=> x2 + 8x +16 = 9
Factor the L.H.S
=> (x + 4)2 = 9
Factoring the left side of the equation into a perfect square and square rooting both sides of the equation to obtain x
${\dfrac{8}{2}}$ = 4 and the factor is (x + 4)2
=> ${\sqrt{\left( x+4\right) ^{2}}=\sqrt{9}}$
=> x + 4 = ±3
=> x + 4 = 3 or x + 4 = -3
=> x = {-7, -1}

Graphing Quadratic Equation

Quadratic equations can also be solved graphically as a function y = ax2 + bx + c. By solving and then substituting the values of x in the equations, we can obtain the values of y. It will give us multiple points, which can be presented in the coordinate axis to obtain a parabola-shaped graph for the quadratic equation.

The points where the graph cuts the horizontal x-axis (x-intercepts) are the solutions of the quadratic equation. These points can also be obtained algebraically by equalizing the y value to 0 in the function and then solving for x.

Some common terms related to the graph of a quadratic function are:

  • Vertex: It is the turning point of the parabola
  • Axis of Symmetry: It is an imaginary line that divides the parabola into two equal halves
  • Maximum: When the vertex is the highest point in the graph
  • Minimum: When the vertex is the lowest point in the graph
  • Domain: It is the set of all x-values that makes the function true
  • Range: It is the set of all y-values obtained by substituting the values of x
  • Axis of Symmetry: It is an imaginary line that divides the parabola into two equal halves

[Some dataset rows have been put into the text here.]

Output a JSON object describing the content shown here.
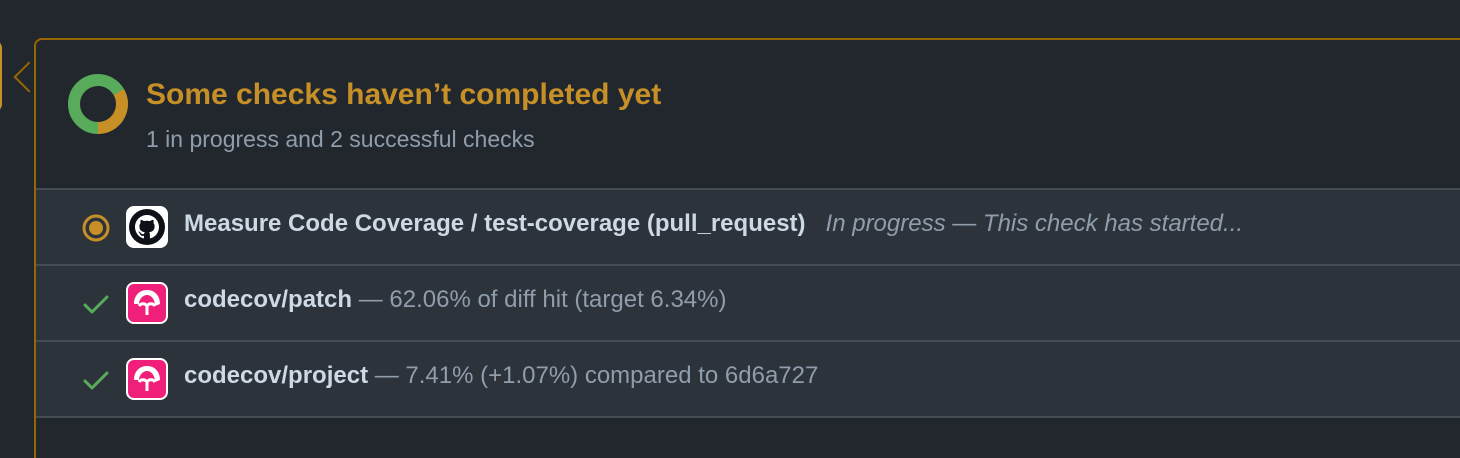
{
  "merge_box": {
    "title": "Some checks haven’t completed yet",
    "subtitle": "1 in progress and 2 successful checks",
    "colors": {
      "pending": "#c69026",
      "success": "#57ab5a",
      "border": "#966600",
      "background": "#22272e",
      "row_background": "#2d333b"
    },
    "status_summary": {
      "in_progress": 1,
      "successful": 2
    }
  },
  "checks": [
    {
      "status": "in-progress",
      "status_icon": "in-progress-dot-icon",
      "app_icon": "github-logo-icon",
      "name": "Measure Code Coverage / test-coverage (pull_request)",
      "description": "In progress — This check has started..."
    },
    {
      "status": "success",
      "status_icon": "check-icon",
      "app_icon": "codecov-logo-icon",
      "name": "codecov/patch",
      "description": " — 62.06% of diff hit (target 6.34%)"
    },
    {
      "status": "success",
      "status_icon": "check-icon",
      "app_icon": "codecov-logo-icon",
      "name": "codecov/project",
      "description": " — 7.41% (+1.07%) compared to 6d6a727"
    }
  ]
}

To learn in detail how to graph a quadratic function, click here.

Roots of Quadratic Equation

The sum of the roots of the quadratic equation is equal to the negative of the coefficient of x divided by the coefficient of x2. For the quadratic equation ax2 + bx + c = 0

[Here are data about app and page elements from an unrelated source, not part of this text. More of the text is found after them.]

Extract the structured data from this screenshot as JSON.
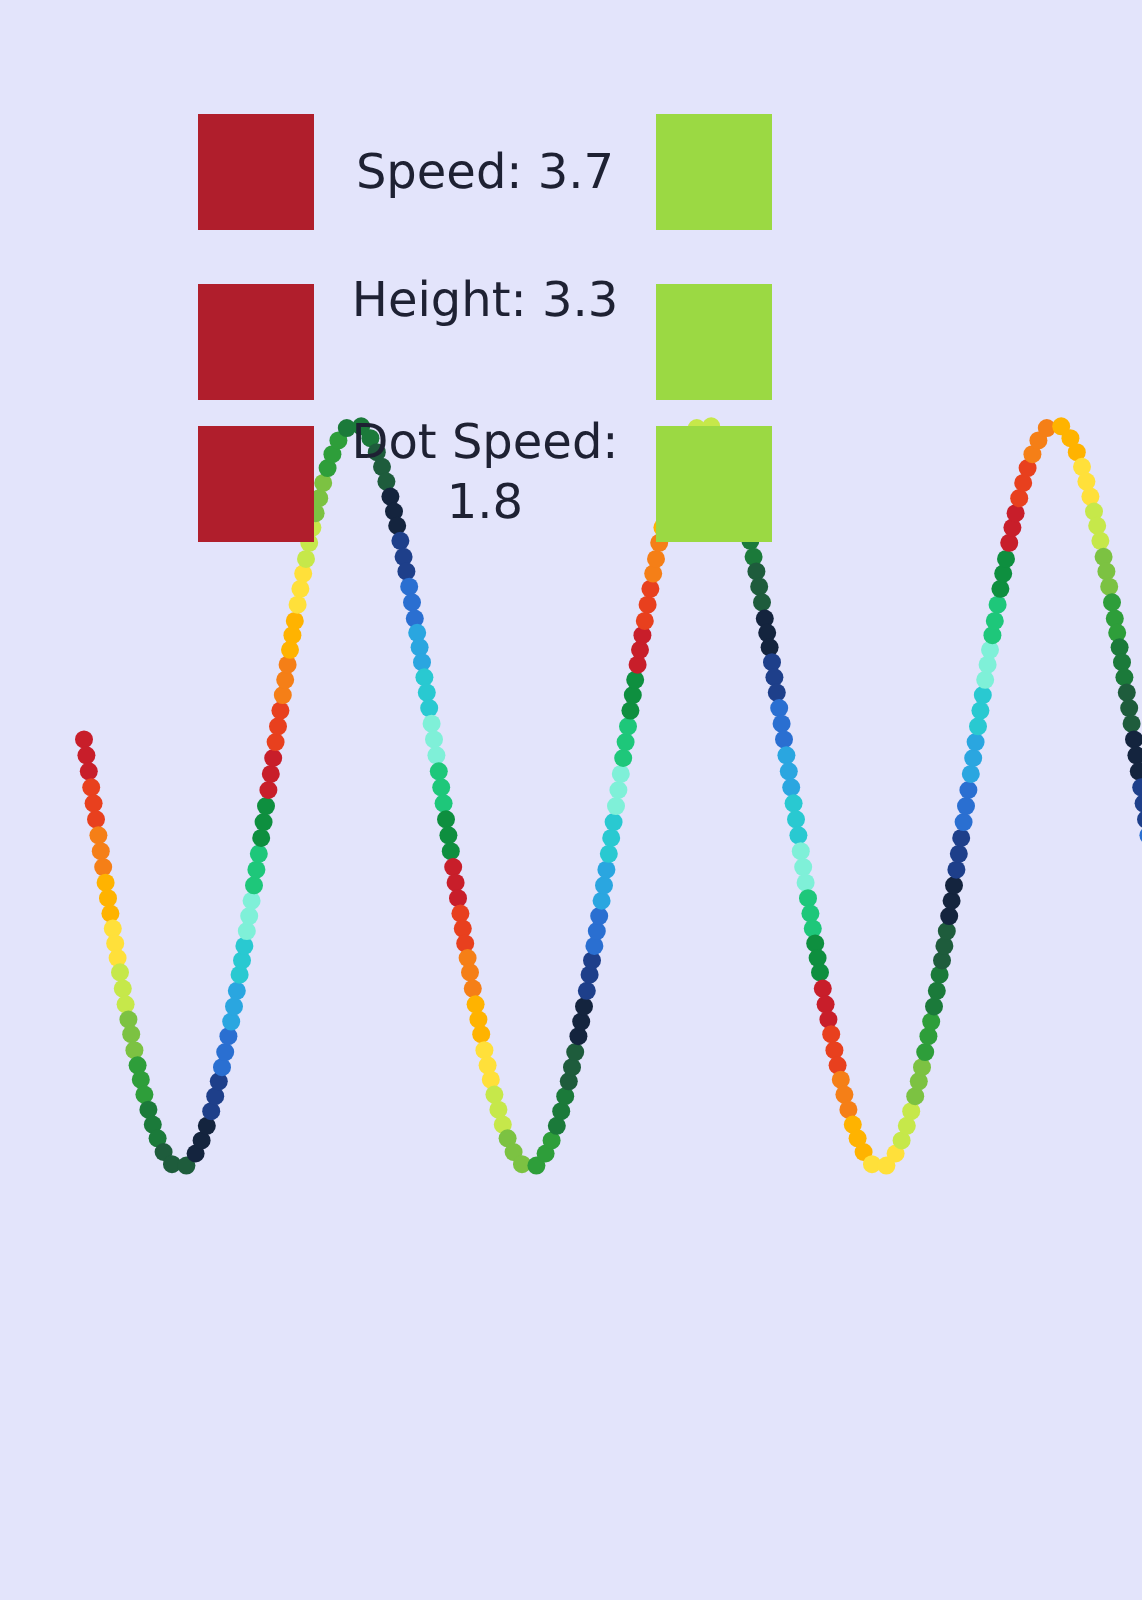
{
  "controls": [
    {
      "label": "Speed: 3.7"
    },
    {
      "label": "Height: 3.3"
    },
    {
      "label": "Dot Speed: 1.8"
    }
  ]
}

Hence,

  • α + β = -b/a = – Coefficient of x/Coefficient of x2

The product of the root of the equation is equal to the constant term divided by the coefficient of the x2

Hence,

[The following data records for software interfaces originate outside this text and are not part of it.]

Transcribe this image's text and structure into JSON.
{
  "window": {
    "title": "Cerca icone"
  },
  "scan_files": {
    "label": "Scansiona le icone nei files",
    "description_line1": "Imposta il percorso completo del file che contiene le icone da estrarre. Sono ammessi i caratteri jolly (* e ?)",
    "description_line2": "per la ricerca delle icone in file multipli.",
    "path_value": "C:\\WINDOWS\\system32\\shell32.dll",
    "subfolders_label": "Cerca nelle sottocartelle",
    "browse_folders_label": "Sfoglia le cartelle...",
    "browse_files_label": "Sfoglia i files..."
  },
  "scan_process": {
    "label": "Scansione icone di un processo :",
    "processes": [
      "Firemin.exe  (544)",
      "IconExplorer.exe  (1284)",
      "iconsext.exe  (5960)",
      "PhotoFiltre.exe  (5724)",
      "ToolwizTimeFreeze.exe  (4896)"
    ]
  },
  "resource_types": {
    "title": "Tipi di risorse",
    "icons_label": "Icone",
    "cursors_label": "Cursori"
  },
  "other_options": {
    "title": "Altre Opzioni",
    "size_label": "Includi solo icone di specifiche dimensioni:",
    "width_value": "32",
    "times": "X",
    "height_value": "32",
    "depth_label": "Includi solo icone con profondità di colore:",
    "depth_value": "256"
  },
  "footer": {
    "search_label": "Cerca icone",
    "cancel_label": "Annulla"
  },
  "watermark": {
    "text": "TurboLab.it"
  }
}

  • αβ = c/a = Constant term/ Coefficient of x2

If α, β, are the roots of the quadratic equation, then the quadratic equation can be written as:

x2 – (α + β)x + αβ = 0

The quad equation x2 + 8x + 15 = 0 has roots α, β. Find the quadratic equation having the roots 1/α, and 1/β.

Solution:

As we know,
α + β = -b/a = -8/1 = -8 and αβ = 15/1 = 15
Now, the new equation should have its roots to be 1/α and 1/β
Their sum = 1/α + 1/β = (α + β)/αβ = -8/15
Their product = 1/αβ = 1/15
Thus, the new quadratic equation is
x2 – (1/α + 1/β)x + 1/αβ = 0
=> x2 – (-8/15) + 1/15 = 0
=> ${x^{2}-\left( \dfrac{8}{15}\right) x+\dfrac{1}{15}=0}$
Multiplying both sides by 15,
=> 15x2 + 8x + 1 = 0
Thus, the new quadratic equation is 15x2 + 8x + 1 = 0

Last modified on August 3rd, 2023

Leave a Reply

Your email address will not be published. Required fields are marked *